Entries from a dataset of interfaces -
====

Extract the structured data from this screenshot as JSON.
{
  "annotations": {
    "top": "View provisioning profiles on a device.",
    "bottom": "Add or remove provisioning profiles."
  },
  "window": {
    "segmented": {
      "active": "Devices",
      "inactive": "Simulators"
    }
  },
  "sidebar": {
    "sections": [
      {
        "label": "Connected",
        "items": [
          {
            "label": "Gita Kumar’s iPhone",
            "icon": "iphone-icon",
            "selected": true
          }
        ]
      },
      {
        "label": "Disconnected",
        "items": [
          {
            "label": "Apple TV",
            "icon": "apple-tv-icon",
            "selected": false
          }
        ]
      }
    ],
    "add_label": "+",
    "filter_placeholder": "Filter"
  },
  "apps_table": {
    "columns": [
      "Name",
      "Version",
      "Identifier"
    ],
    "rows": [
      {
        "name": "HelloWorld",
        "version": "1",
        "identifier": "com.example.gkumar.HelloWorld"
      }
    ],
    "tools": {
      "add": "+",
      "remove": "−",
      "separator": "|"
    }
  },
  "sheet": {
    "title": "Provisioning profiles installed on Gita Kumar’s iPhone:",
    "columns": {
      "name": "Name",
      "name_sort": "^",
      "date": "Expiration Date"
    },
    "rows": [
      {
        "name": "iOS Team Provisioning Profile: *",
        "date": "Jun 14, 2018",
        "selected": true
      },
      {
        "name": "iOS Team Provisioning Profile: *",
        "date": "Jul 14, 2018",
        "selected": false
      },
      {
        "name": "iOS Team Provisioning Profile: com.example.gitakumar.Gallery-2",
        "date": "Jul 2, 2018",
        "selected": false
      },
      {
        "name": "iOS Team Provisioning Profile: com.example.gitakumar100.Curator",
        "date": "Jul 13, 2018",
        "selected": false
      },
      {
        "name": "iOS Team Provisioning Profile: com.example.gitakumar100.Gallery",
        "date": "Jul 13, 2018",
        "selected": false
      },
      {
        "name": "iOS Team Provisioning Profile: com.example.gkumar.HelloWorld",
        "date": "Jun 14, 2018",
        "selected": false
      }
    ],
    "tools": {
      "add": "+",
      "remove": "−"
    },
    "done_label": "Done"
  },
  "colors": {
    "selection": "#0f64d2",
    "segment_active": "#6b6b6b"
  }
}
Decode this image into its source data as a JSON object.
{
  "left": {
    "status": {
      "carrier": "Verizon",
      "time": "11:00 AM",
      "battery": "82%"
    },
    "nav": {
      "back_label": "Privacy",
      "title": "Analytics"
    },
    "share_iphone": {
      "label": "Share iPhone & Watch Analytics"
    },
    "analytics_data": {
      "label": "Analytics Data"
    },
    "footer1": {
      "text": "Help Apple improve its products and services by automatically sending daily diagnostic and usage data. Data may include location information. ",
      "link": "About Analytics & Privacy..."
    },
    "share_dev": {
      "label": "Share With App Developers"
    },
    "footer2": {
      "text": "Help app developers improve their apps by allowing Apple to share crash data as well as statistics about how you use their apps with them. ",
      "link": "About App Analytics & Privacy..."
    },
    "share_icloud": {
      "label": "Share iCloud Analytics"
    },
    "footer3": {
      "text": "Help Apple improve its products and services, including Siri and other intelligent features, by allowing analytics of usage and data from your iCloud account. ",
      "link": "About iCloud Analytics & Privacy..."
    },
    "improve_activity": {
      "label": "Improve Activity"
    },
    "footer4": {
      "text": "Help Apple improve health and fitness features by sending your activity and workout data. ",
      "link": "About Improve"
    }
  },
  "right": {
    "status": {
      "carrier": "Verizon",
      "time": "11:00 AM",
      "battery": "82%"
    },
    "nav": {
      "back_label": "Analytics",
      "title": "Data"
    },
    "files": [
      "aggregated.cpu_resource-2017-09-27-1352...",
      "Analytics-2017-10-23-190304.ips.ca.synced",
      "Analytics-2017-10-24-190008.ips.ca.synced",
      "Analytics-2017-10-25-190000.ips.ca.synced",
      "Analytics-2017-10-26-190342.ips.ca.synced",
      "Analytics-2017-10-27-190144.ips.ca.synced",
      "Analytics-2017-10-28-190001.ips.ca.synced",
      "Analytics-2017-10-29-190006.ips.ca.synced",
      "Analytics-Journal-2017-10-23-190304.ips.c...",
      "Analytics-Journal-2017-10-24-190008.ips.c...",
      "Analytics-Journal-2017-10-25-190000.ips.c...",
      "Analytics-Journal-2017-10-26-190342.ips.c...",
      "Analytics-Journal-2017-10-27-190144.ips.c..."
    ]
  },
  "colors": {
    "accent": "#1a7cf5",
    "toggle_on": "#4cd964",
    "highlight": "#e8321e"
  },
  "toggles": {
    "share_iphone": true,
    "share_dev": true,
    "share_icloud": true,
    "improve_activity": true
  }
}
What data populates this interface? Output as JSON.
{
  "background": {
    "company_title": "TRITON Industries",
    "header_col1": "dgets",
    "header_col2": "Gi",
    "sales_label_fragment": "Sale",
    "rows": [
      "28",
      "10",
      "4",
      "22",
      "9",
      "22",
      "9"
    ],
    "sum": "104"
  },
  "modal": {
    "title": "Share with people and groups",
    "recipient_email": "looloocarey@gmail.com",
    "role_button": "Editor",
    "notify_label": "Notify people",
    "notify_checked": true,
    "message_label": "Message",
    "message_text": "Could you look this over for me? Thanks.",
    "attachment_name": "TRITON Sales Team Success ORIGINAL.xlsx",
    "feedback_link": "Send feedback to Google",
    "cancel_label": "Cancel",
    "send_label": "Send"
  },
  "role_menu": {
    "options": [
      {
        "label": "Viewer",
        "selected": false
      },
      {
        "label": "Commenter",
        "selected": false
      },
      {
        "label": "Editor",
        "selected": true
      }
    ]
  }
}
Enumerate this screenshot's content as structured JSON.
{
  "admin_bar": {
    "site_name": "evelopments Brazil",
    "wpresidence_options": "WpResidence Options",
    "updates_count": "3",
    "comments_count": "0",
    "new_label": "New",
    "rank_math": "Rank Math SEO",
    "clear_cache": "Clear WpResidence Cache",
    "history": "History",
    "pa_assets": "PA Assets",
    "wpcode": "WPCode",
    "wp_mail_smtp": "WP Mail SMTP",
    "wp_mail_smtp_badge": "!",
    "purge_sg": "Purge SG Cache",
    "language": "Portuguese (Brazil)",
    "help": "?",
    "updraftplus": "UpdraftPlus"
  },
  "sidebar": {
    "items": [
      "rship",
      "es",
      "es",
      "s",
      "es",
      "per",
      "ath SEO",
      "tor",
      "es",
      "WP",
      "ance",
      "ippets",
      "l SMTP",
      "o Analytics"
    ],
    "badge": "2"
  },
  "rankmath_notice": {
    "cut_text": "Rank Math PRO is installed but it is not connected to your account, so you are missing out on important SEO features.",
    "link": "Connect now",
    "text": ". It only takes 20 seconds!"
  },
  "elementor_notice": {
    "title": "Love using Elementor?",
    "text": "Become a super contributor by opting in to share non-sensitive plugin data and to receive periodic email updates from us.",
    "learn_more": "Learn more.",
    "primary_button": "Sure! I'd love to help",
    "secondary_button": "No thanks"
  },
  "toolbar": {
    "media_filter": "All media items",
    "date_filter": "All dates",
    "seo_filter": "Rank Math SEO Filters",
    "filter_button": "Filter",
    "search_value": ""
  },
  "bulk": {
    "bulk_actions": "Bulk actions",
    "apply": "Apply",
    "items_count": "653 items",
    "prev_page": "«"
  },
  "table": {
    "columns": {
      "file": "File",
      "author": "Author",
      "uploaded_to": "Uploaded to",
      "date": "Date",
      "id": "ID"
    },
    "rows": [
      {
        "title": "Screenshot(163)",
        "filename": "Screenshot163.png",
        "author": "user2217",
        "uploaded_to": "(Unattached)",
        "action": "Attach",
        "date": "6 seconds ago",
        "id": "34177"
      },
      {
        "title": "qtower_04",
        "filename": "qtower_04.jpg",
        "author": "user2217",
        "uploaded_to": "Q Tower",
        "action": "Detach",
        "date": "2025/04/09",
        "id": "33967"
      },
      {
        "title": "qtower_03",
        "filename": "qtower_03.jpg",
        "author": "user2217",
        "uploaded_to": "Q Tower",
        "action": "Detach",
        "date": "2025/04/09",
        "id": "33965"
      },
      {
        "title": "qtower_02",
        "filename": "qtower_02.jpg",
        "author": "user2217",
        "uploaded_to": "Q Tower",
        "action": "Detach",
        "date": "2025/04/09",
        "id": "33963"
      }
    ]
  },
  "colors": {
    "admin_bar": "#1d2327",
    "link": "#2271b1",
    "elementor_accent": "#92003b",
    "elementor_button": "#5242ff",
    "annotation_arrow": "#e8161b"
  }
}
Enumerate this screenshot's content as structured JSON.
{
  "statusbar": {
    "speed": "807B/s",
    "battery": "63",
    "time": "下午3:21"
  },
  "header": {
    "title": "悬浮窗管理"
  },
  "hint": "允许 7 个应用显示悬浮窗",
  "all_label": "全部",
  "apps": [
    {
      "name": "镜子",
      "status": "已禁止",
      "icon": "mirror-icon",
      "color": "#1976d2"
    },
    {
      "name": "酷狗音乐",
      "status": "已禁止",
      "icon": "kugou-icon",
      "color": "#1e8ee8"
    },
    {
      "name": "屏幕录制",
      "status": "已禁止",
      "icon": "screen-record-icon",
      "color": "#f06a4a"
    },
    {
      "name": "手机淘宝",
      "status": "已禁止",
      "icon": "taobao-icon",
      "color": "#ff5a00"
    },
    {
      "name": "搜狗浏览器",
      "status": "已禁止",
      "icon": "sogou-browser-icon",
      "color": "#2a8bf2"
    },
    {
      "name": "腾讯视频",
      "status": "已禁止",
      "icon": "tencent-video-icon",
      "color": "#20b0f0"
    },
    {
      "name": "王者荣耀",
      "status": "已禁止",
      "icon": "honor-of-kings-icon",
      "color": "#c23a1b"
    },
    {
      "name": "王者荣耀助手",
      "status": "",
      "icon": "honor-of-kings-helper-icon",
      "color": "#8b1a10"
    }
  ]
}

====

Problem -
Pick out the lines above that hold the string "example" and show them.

Written answer -
        "identifier": "com.example.gkumar.HelloWorld"
        "name": "iOS Team Provisioning Profile: com.example.gitakumar.Gallery-2",
        "name": "iOS Team Provisioning Profile: com.example.gitakumar100.Curator",
        "name": "iOS Team Provisioning Profile: com.example.gitakumar100.Gallery",
        "name": "iOS Team Provisioning Profile: com.example.gkumar.HelloWorld",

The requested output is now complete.